Hollywood calls them "proof of concept" (POC) films. Short films that are a sample of an (as yet) unproduced feature film to potential investors. A POC short film aims to "prove" that its story will look great expanded into a feature.
Some POC films also showcase the intended feature films's cast. But sometimes a different cast is used in the actual feature, for artistic or financial reasons. For example, Grace, whose POC I saw in 2007 at a film festival.
It's common for filmmakers to submit POC films to festivals, hoping to win awards and thereby entice investors. But while POC films might occasionally interest investors, they generally fail as short films. This is because, like a short story, a pleasing short film should be self-contained. It should have a beginning, a middle, an end. And engaging, well-defined characters. A dilemma facing those characters. And a final resolution. Closure.

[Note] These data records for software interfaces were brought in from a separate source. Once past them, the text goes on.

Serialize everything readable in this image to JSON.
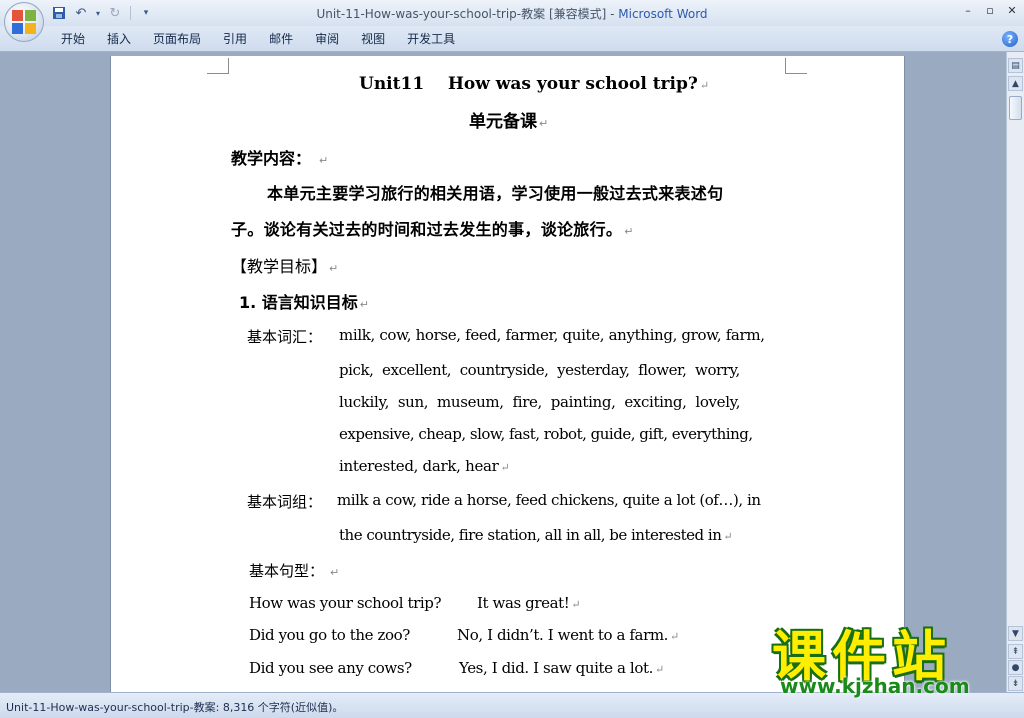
{
  "window": {
    "title": "Unit-11-How-was-your-school-trip-教案 [兼容模式] - ",
    "title_brand": "Microsoft Word"
  },
  "ribbon": {
    "tabs": [
      "开始",
      "插入",
      "页面布局",
      "引用",
      "邮件",
      "审阅",
      "视图",
      "开发工具"
    ]
  },
  "document": {
    "title": "Unit11    How was your school trip?",
    "subtitle": "单元备课",
    "section1_heading": "教学内容：",
    "content_line1": "本单元主要学习旅行的相关用语，学习使用一般过去式来表述句",
    "content_line2": "子。谈论有关过去的时间和过去发生的事，谈论旅行。",
    "goals_heading": "【教学目标】",
    "goal1_heading": "1. 语言知识目标",
    "vocab_label": "基本词汇：",
    "vocab_line1": "milk, cow, horse, feed, farmer, quite, anything, grow, farm,",
    "vocab_line2": "pick,  excellent,  countryside,  yesterday,  flower,  worry,",
    "vocab_line3": "luckily,  sun,  museum,  fire,  painting,  exciting,  lovely,",
    "vocab_line4": "expensive, cheap, slow, fast, robot, guide, gift, everything,",
    "vocab_line5": "interested, dark, hear",
    "phrases_label": "基本词组：",
    "phrases_line1": "milk a cow, ride a horse, feed chickens, quite a lot (of…), in",
    "phrases_line2": "the countryside, fire station, all in all, be interested in",
    "sentences_label": "基本句型：",
    "sentences": [
      {
        "q": "How was your school trip?",
        "a": "It was great!"
      },
      {
        "q": "Did you go to the zoo?",
        "a": "No, I didn’t. I went to a farm."
      },
      {
        "q": "Did you see any cows?",
        "a": "Yes, I did. I saw quite a lot."
      }
    ],
    "paragraph_mark": "↵"
  },
  "statusbar": {
    "text": "Unit-11-How-was-your-school-trip-教案: 8,316 个字符(近似值)。"
  },
  "watermark": {
    "cn": "课件站",
    "url": "www.kjzhan.com"
  }
}
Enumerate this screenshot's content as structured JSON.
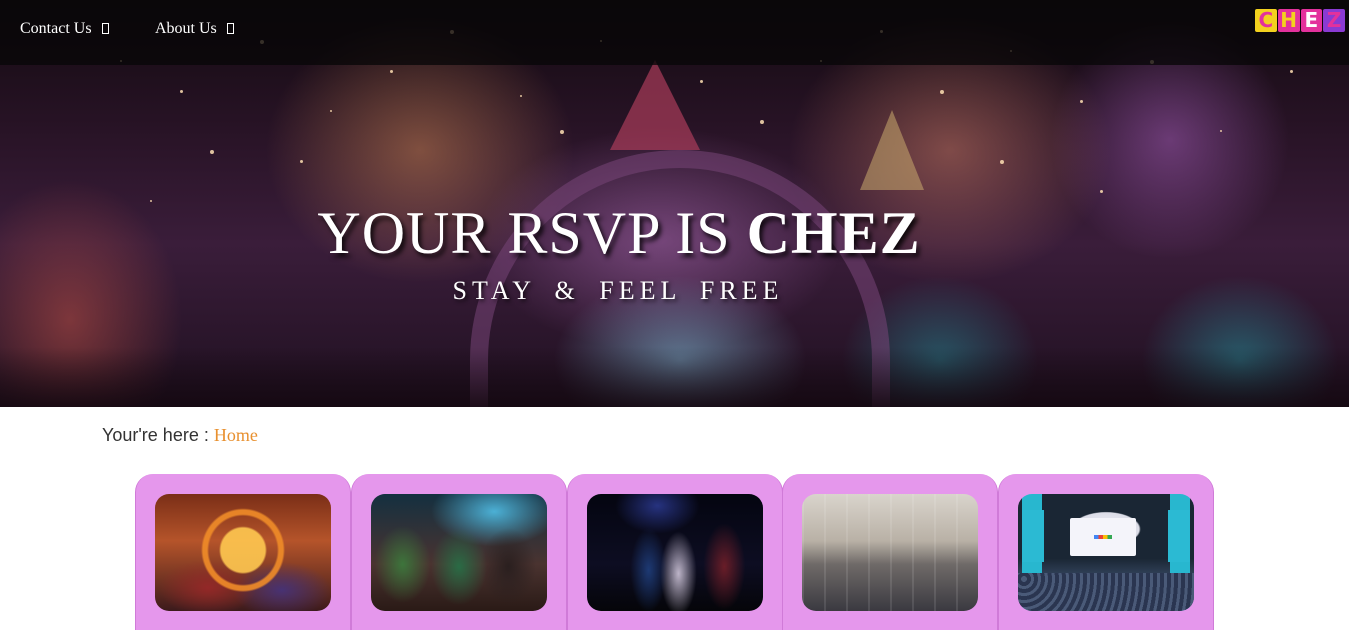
{
  "nav": {
    "items": [
      {
        "label": "Contact Us"
      },
      {
        "label": "About Us"
      }
    ],
    "logo": {
      "letters": [
        "C",
        "H",
        "E",
        "Z"
      ]
    }
  },
  "hero": {
    "title_prefix": "YOUR RSVP IS ",
    "title_emphasis": "CHEZ",
    "subtitle": "STAY & FEEL FREE"
  },
  "breadcrumb": {
    "prefix": "Your're here : ",
    "current": "Home"
  },
  "colors": {
    "accent": "#e8902f",
    "card_background": "#e597ec",
    "navbar": "#080608",
    "logo_yellow": "#f3d11e",
    "logo_pink": "#e3319c",
    "logo_purple": "#8a3ad3"
  },
  "events": [
    {
      "image": "avengers-poster"
    },
    {
      "image": "stage-dancers"
    },
    {
      "image": "singers-on-stage"
    },
    {
      "image": "conference-hall-audience"
    },
    {
      "image": "google-keynote-stage"
    }
  ]
}
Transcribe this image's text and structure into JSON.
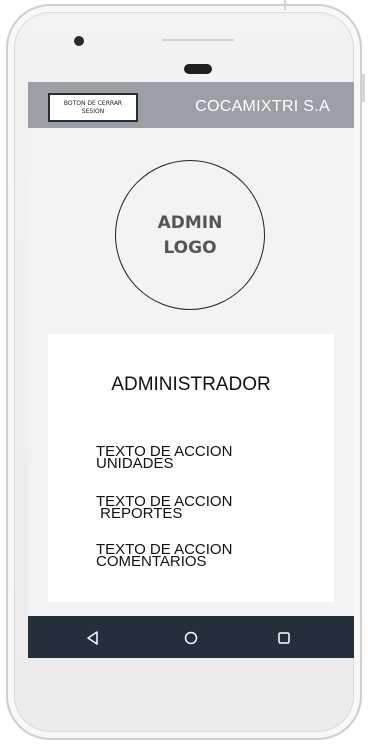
{
  "app_bar": {
    "logout_line1": "BOTON DE CERRAR",
    "logout_line2": "SESION",
    "title": "COCAMIXTRI S.A"
  },
  "logo": {
    "line1": "ADMIN",
    "line2": "LOGO"
  },
  "card": {
    "title": "ADMINISTRADOR",
    "actions": [
      {
        "line1": "TEXTO DE ACCION",
        "line2": "UNIDADES"
      },
      {
        "line1": "TEXTO DE ACCION",
        "line2": " REPORTES"
      },
      {
        "line1": "TEXTO DE ACCION",
        "line2": "COMENTARIOS"
      }
    ]
  },
  "nav_bar": {
    "icons": [
      "back-icon",
      "home-icon",
      "recents-icon"
    ]
  },
  "colors": {
    "app_bar": "#9aa0a6",
    "nav_bar": "#232f3a",
    "screen_background": "#f2f3f5"
  }
}
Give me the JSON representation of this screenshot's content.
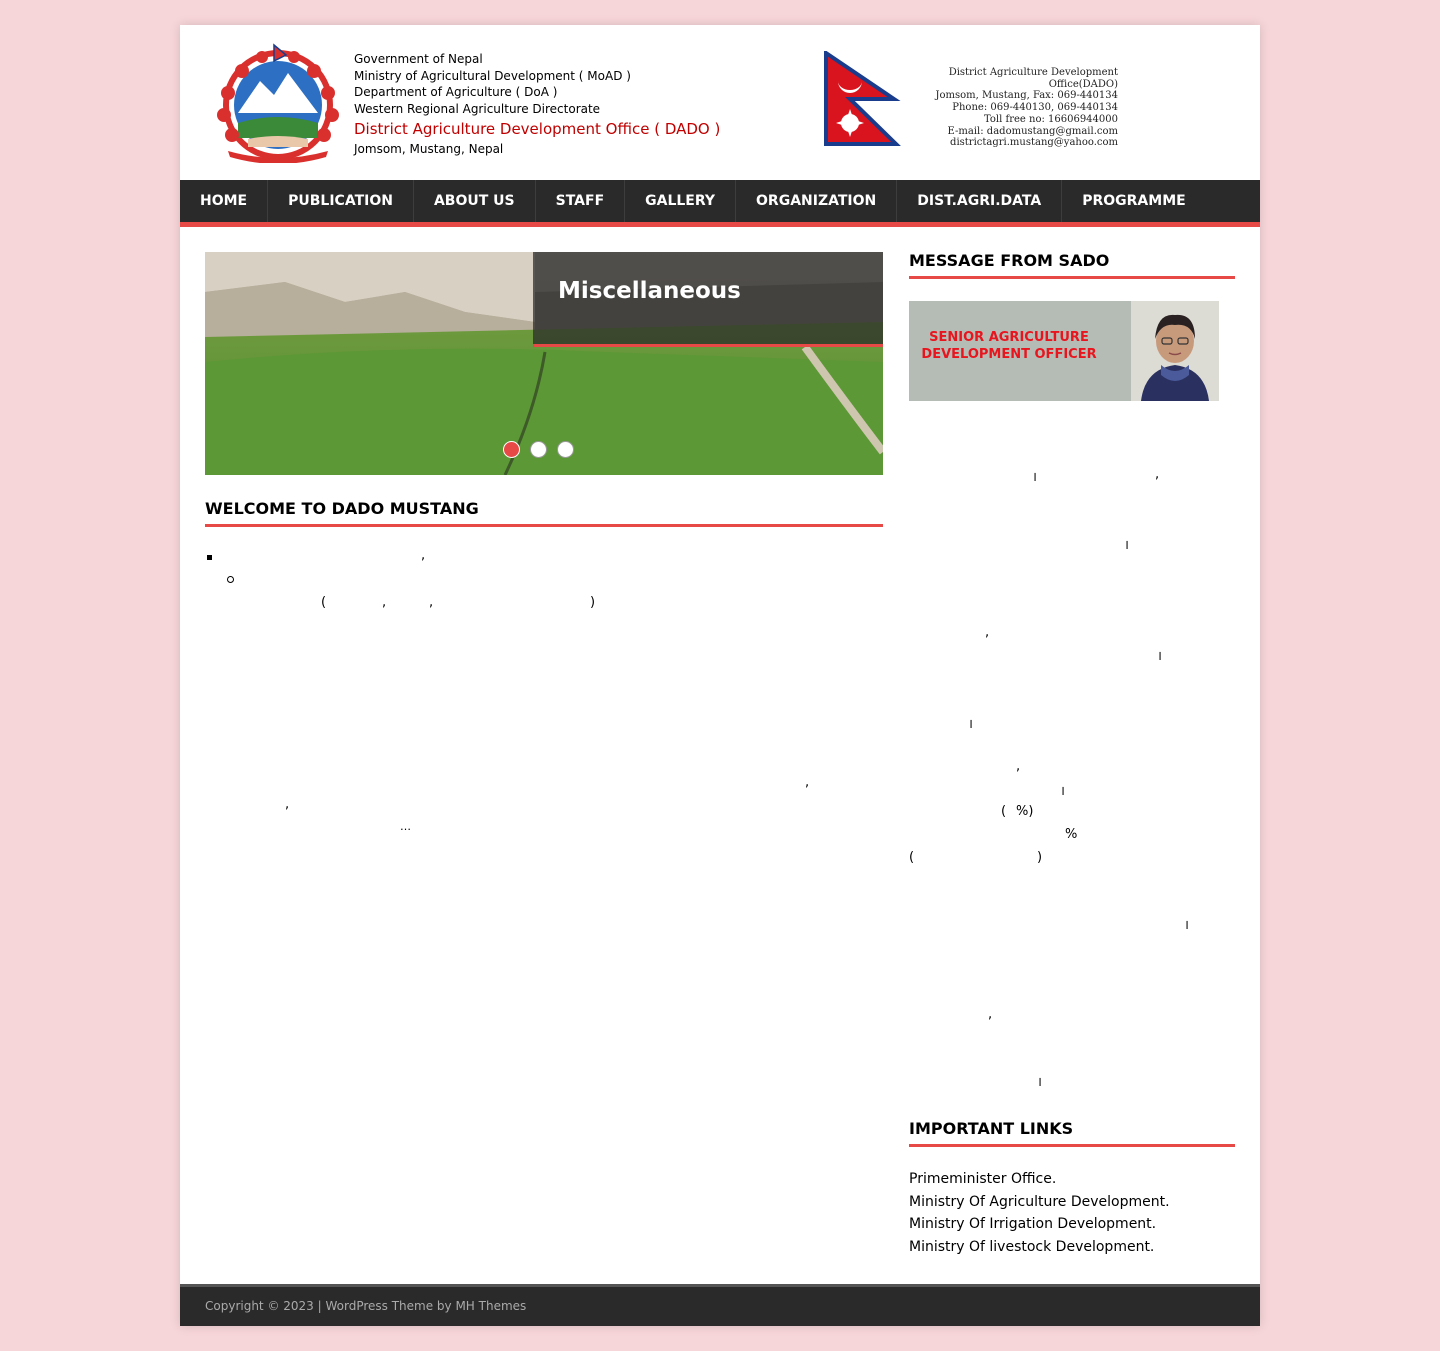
{
  "header": {
    "gov_lines": [
      "Government of Nepal",
      "Ministry of Agricultural Development ( MoAD )",
      "Department of Agriculture ( DoA )",
      "Western Regional Agriculture Directorate"
    ],
    "office_name": "District Agriculture Development Office ( DADO )",
    "location": "Jomsom, Mustang, Nepal",
    "contact_lines": [
      "District Agriculture Development Office(DADO)",
      "Jomsom, Mustang, Fax: 069-440134",
      "Phone: 069-440130, 069-440134",
      "Toll free no: 16606944000",
      "E-mail: dadomustang@gmail.com",
      "districtagri.mustang@yahoo.com"
    ]
  },
  "nav": {
    "items": [
      "HOME",
      "PUBLICATION",
      "ABOUT US",
      "STAFF",
      "GALLERY",
      "ORGANIZATION",
      "DIST.AGRI.DATA",
      "PROGRAMME"
    ]
  },
  "slider": {
    "caption": "Miscellaneous",
    "active_slide": 1,
    "slide_count": 3
  },
  "welcome": {
    "title": "WELCOME TO DADO MUSTANG",
    "glyphs": [
      ",",
      "(",
      ",",
      ",",
      ")",
      ",",
      ",",
      "…"
    ]
  },
  "sidebar": {
    "message_title": "MESSAGE FROM SADO",
    "banner_text": "SENIOR AGRICULTURE DEVELOPMENT OFFICER",
    "glyphs": [
      "।",
      ",",
      "।",
      ",",
      "।",
      "।",
      ",",
      "।",
      "(",
      "%)",
      "%",
      "(",
      ")",
      "।",
      ",",
      "।"
    ],
    "links_title": "IMPORTANT LINKS",
    "links": [
      "Primeminister Office.",
      "Ministry Of Agriculture Development.",
      "Ministry Of Irrigation Development.",
      "Ministry Of livestock Development."
    ]
  },
  "footer": {
    "text": "Copyright © 2023 | WordPress Theme by MH Themes"
  },
  "colors": {
    "page_bg": "#f7d6d9",
    "accent": "#e64946",
    "nav_bg": "#2a2a2a",
    "office_red": "#c00000",
    "banner_red": "#e8141e"
  }
}
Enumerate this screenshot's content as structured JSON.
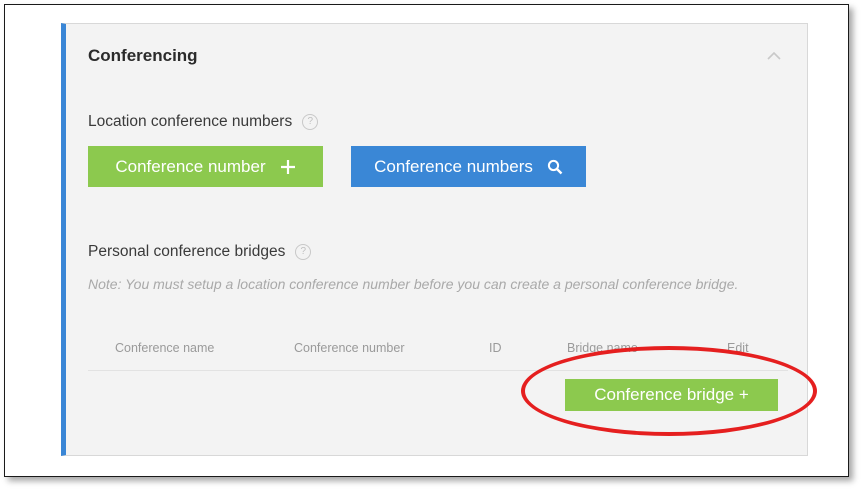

Too often, POC films lack closure. They leave viewers hanging. We get the sense that the real story begins after the film ends.
Roger Sampson's Visitor (2017) is such a film. It opens with Dr. Price (Ashley Felkner) examining a pregnant woman, while explaining her new experimental drug. Dr. Price says, "It will help women, who couldn't be mommies before, to have children." We later see Dr. Price at her home, talking to her voice recorder, repeating the wonders of her new drug. She is pleased that the FDA is expected to approve it soon.
We then cut to what appears to be an alien spaceship descending to earth. We intercut shots of the alien craft's decent with shots of Dr. Price at home, strangely affected. She falls into a zombie like trance, eats glass, and exist the house. The End.
Huh? What did I just see? This ten minute film was mostly just exposition about Dr. Price's new wonder drug. Then the alien ship is introduced and Dr. Price leaves home. What was that about?
This is clearly a POC film. Want to know what happens to Dr. Price? How the aliens are connected to her new drug (if at all)? You'll have to watch the (as yet nonexistent) feature film.
POC films can usually be spotted through this lack of closure. There is exposition. Characters are set up and introduced. A great conflict or problem (often upcoming and always unresolved) is broached. Then ... The End.
Becca Flinn-White's The Candlelight Witch (2018) suffers this same problem. In this six minute film, two children and a babysitter are alone on a dark night. The babysitter relates an urban legend about a witch. The witch appears and kidnaps the babysitter.
Whereupon one child asks, "So what do we do?"
The other replies, "Get her back."
Once again, I sensed that now begins the real story: the struggle to regain the babysitter from the witch. But you'll have to wait for the (as yet unproduced) feature film to see it.
I have confirmation that Visitor and The Candlelight Witch's are POC films. But I can usually spot them just from this lack of closure, which leave me emotionally dissatisfied. Seeing Visitor or The Candlelight Witch, I feel as if I've left the theater ten minutes after the film began.
A satisfying film need not resolve every problem. Many fine horror films end with an implication that the threat lives on. But a self-contained cycle of dramatic events should be resolved. Halloween (1978) had closure even though Michael Myers was still alive and would return, because Laurie Strode's night of horror had ended. Tomorrow was another day. Nothing in Halloween mandated that Myers continue to terrorize Strode in Halloween 2.
But a well made POC short film needn't lack closure. Some are not merely advertisements for planned feature films, but stand on their own artistically.
Becki Pantling's Off Duty (2018) is a seven minute film about a psychic police officer. Its story is self-contained. The officer arrives at an investigation and resolves the problem. I didn't know it was a POC film until I'd read it marketing materials.
Perhaps one reason that Off Duty works as a short is because it promotes an intended TV series rather than a feature. So really, Off Duty is an episode from an intended series. TV series usually offers some closure with each episode, even if some dilemmas are left unresolved until the following episode.
This does not mean that a POC short for an intended feature film must lack closure.
Another problem with some POC films is that they start well into the story. Yes, it's generally a good idea not to have too much exposition; to begin a film with the drama already in progress. But some POC films take this too far.
Ozlem Altingoz's Birth (2018) feels like the later scenes of a feature. Maybe she choose to film these scenes for her intended feature because they're especially effects laden. (See, investors, how cool this will look when it's finished?) But as a viewer, I felt as if I'd arrived very late to the film. That I should know what was going on, but didn't.
I was annoyed by this lack of back story. Some mystery is good, but Birth inundated me with too many unexplained details. A possessed wife, an expectant baby on the way, a son's vague accusations against his parents ... how did these all connect? Who are these people? What brought about this situation? What are they talking about?
The ending failed to answer any of my questions. It only raised more questions. Which, I assume, would be explained in the upcoming feature.
There is nothing inherently wrong with a "proof of concept" short film. But do tell a self-contained story. Explain what needs to be explained. And give us closure.
For more about structure in horror films, see Horror Film Aesthetics: Creating the Visual Language of Fear. This blog represents a continuing discussion of my views on horror, picking up from where the book left off.